I did it!
There is not even one small part of me that doesn't hurt today and, according to Andy Roberts, my physio, everything is going to hurt even more tomorrow. You know what, though? I don't actually care. The sense of achievement is huge, and I'm feeling a teensy bit smug about it all.
I did the Great North Run!
Even though I did walk most of it, and it took me the same time that it takes slow coaches to do a marathon, I did it and I have a medal to prove it.
What a great day it was, too. We arrived on the start line at just before 9am and it was absolutely freezing. The 5 live team stood around moaning about how cold it was, and how it was going to be slightly miserable if it stayed that cold. I had to wander away for a while to do a television interview with Jonathan Edwards and then met up with the three lovely ladies who were going to chaperone me around the course. Being a slow coach, and starting at the front is a slightly scary thing with all the barging and pushing that goes on but Sue, Christine and Sarah stood round me like minders and we were well on the way.

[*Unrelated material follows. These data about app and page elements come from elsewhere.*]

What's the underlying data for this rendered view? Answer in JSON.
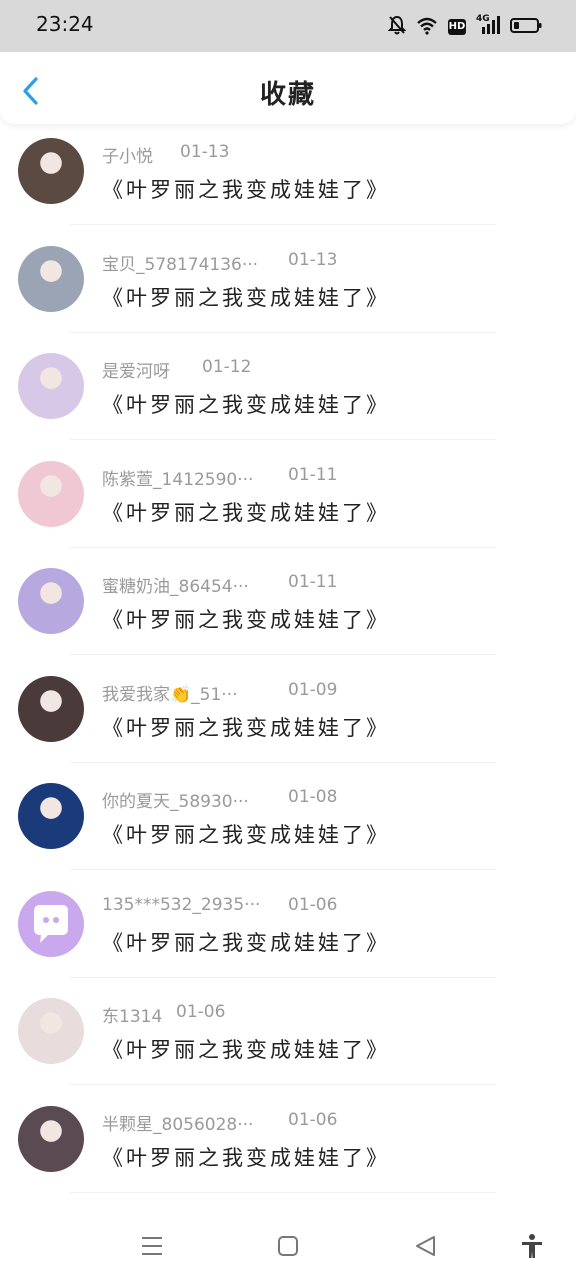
{
  "status_bar": {
    "time": "23:24",
    "hd": "HD",
    "network": "4G",
    "icons": [
      "mute-bell-icon",
      "wifi-icon",
      "hd-icon",
      "signal-icon",
      "battery-icon"
    ]
  },
  "header": {
    "title": "收藏",
    "back_icon": "chevron-left-icon",
    "accent": "#2f9ee8"
  },
  "favorites": [
    {
      "user": "子小悦",
      "date": "01-13",
      "title": "《叶罗丽之我变成娃娃了》",
      "avatar_color": "#5a4a42"
    },
    {
      "user": "宝贝_578174136···",
      "date": "01-13",
      "title": "《叶罗丽之我变成娃娃了》",
      "avatar_color": "#9aa4b4"
    },
    {
      "user": "是爱河呀",
      "date": "01-12",
      "title": "《叶罗丽之我变成娃娃了》",
      "avatar_color": "#d8c8e8"
    },
    {
      "user": "陈紫萱_1412590···",
      "date": "01-11",
      "title": "《叶罗丽之我变成娃娃了》",
      "avatar_color": "#f0c8d4"
    },
    {
      "user": "蜜糖奶油_86454···",
      "date": "01-11",
      "title": "《叶罗丽之我变成娃娃了》",
      "avatar_color": "#b8a8e0"
    },
    {
      "user": "我爱我家👏_51···",
      "date": "01-09",
      "title": "《叶罗丽之我变成娃娃了》",
      "avatar_color": "#4a3a3a"
    },
    {
      "user": "你的夏天_58930···",
      "date": "01-08",
      "title": "《叶罗丽之我变成娃娃了》",
      "avatar_color": "#1a3a7a"
    },
    {
      "user": "135***532_2935···",
      "date": "01-06",
      "title": "《叶罗丽之我变成娃娃了》",
      "avatar_color": "#c9a8ee"
    },
    {
      "user": "东1314",
      "date": "01-06",
      "title": "《叶罗丽之我变成娃娃了》",
      "avatar_color": "#e8dcdc"
    },
    {
      "user": "半颗星_8056028···",
      "date": "01-06",
      "title": "《叶罗丽之我变成娃娃了》",
      "avatar_color": "#5a4a52"
    }
  ],
  "nav_bar": {
    "icons": [
      "menu-icon",
      "home-icon",
      "back-triangle-icon",
      "accessibility-icon"
    ]
  }
}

The sun came out just before the gun went, and I did manage to jog the first 500 yards or so before settling in to a fairly even pace. I could not stop smiling. The atmosphere surrounding the Great North Run is like nothing you'll ever experience. 54,000 runners being cheered on by probably just as many spectators, it was completely unbelievable.

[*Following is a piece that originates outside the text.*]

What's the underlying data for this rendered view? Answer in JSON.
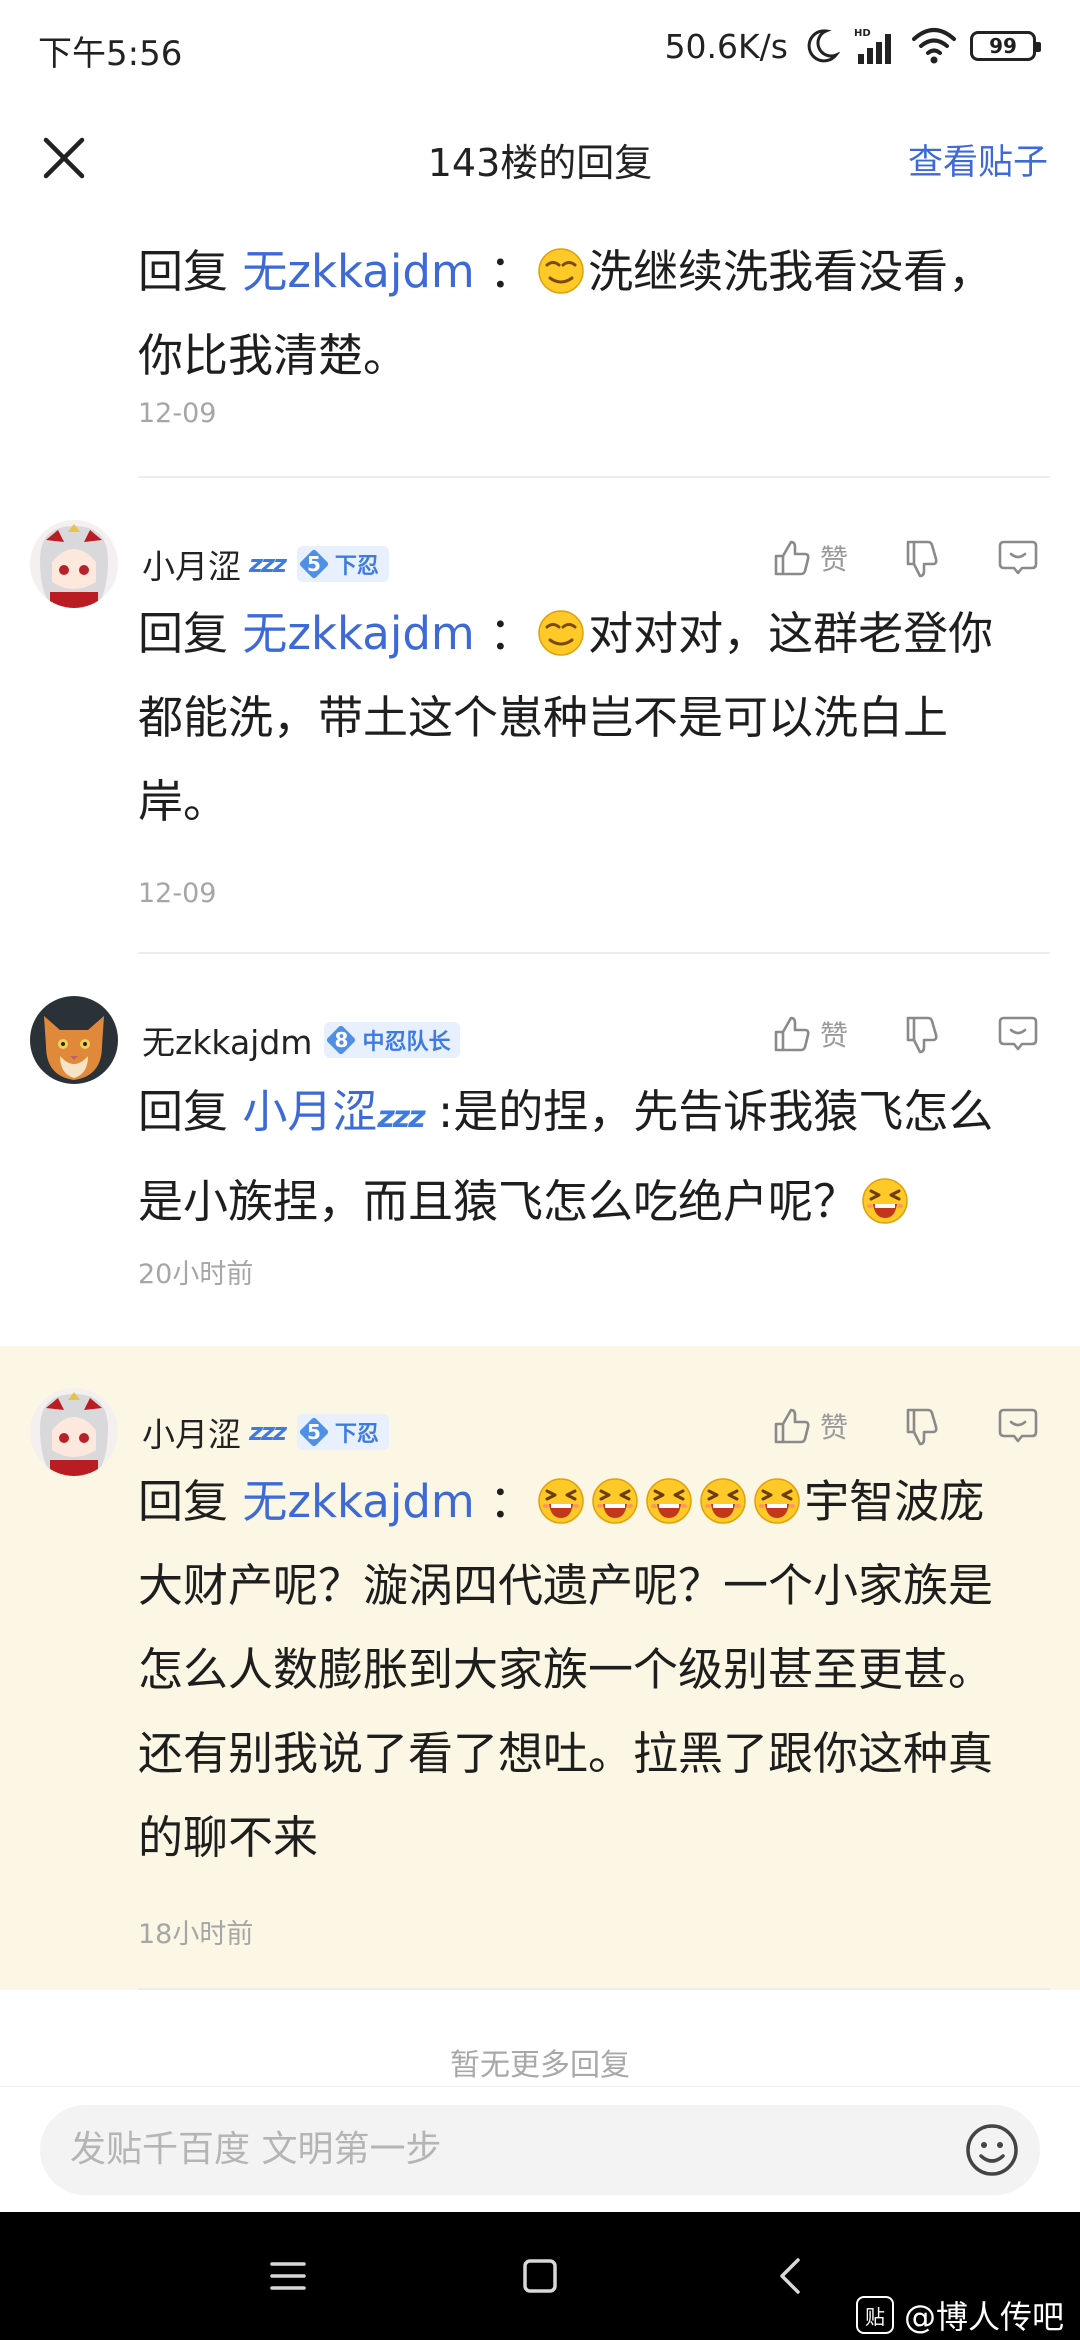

We'd just seen the Red Arrows fly overhead when I heard a shout of "Blabers" and there, standing on the central reservation was my friend Sue's husband, Richard. I shot across the carriageway (with apologies to the lady I bumped in to) grabbed a hug from him and carried on. About 20 minutes later, having been grabbed for a hug by Sue as she ran past me, I got a text from Richard saying I was doing ok because there were still thousands of people behind me.
Most of those thousands ran past me, it has to be said, and I did nearly pull out at 8 miles when my right leg cramped up more than I ever thought possible. At 11 miles I nearly pulled out again, but some quick emotional blackmail from one of my companions and we were on our way again!

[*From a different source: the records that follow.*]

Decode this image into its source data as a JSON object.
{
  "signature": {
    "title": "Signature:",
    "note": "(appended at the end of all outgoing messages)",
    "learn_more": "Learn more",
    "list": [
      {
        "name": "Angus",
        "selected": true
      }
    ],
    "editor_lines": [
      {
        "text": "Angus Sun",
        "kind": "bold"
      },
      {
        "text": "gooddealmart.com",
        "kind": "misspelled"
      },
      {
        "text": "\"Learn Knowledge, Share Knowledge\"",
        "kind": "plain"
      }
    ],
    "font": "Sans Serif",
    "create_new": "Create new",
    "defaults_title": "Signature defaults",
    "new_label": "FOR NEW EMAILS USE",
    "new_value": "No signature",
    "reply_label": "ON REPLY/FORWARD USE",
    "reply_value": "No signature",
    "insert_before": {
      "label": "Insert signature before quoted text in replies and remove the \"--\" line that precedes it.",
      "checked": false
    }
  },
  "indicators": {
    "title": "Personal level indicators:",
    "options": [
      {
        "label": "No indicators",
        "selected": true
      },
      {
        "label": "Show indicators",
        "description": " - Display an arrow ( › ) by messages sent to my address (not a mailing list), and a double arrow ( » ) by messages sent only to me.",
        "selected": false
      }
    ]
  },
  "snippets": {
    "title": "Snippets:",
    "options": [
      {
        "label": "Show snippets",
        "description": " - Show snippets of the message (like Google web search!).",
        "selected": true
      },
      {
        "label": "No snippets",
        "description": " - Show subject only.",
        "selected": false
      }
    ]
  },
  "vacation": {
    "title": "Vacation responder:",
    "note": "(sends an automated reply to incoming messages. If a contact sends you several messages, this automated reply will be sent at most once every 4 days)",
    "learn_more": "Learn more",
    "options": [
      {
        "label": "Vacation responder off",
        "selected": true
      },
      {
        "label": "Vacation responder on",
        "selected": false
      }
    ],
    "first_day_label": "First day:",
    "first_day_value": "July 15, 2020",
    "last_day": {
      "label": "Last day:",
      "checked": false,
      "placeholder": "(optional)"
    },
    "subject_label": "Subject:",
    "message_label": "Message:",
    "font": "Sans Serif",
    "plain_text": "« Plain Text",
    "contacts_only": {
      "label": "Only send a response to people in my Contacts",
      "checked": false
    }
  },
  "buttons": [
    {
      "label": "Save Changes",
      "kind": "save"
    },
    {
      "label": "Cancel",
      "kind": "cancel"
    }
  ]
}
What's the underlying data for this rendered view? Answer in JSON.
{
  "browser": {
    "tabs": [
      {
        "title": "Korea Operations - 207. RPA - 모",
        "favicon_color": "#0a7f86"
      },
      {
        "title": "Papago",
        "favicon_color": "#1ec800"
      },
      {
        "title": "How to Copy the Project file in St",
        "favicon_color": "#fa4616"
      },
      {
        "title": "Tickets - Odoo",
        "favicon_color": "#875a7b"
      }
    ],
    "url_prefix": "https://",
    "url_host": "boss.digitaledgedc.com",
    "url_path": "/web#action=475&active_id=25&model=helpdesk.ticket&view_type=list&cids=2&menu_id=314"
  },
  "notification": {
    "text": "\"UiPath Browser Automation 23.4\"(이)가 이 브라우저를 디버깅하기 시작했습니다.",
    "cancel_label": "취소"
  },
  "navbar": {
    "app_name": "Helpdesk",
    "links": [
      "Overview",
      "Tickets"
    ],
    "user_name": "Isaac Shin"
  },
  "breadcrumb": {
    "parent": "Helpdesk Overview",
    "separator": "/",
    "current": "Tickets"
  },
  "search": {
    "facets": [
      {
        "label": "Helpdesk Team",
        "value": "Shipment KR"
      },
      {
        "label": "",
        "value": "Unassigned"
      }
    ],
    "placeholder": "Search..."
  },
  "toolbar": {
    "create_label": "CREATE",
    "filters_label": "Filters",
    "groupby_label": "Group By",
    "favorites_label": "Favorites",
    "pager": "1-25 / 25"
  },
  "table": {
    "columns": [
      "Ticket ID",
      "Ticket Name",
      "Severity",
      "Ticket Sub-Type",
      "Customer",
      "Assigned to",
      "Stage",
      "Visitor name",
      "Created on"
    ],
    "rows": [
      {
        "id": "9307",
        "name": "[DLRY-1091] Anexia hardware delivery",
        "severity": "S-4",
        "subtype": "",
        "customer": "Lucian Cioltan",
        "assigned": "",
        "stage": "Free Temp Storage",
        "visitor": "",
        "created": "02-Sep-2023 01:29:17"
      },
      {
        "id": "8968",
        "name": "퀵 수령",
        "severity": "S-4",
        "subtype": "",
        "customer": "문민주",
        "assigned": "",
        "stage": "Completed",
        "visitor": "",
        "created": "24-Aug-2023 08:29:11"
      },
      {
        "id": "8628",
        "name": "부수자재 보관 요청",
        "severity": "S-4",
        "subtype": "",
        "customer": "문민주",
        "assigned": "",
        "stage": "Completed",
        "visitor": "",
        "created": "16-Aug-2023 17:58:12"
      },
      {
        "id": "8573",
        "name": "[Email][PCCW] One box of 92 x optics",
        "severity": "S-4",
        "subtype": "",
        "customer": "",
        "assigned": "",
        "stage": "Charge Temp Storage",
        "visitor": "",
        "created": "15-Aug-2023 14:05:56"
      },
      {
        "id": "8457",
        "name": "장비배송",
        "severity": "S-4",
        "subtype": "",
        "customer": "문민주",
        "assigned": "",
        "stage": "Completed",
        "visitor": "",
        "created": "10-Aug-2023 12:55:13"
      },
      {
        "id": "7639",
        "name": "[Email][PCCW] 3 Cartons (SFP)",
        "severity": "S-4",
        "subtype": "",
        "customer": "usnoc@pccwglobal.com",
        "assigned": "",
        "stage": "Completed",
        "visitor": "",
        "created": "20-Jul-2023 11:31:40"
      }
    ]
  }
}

On to South Shields seafront, and I could see the 'mile to go' marker in front of me and also Kate Williams and Sue Dougan running towards me to help me make it to the finish. I'm not ashamed to say I cried my eyes out when we got there. It had been physically, mentally and emotionally exhausting. I have blisters the size of Wales, I am walking not unlike a sunburnt monkey, but I've raised nearly £2000 for Pancreatic Cancer UK and that's all that ultimately matters.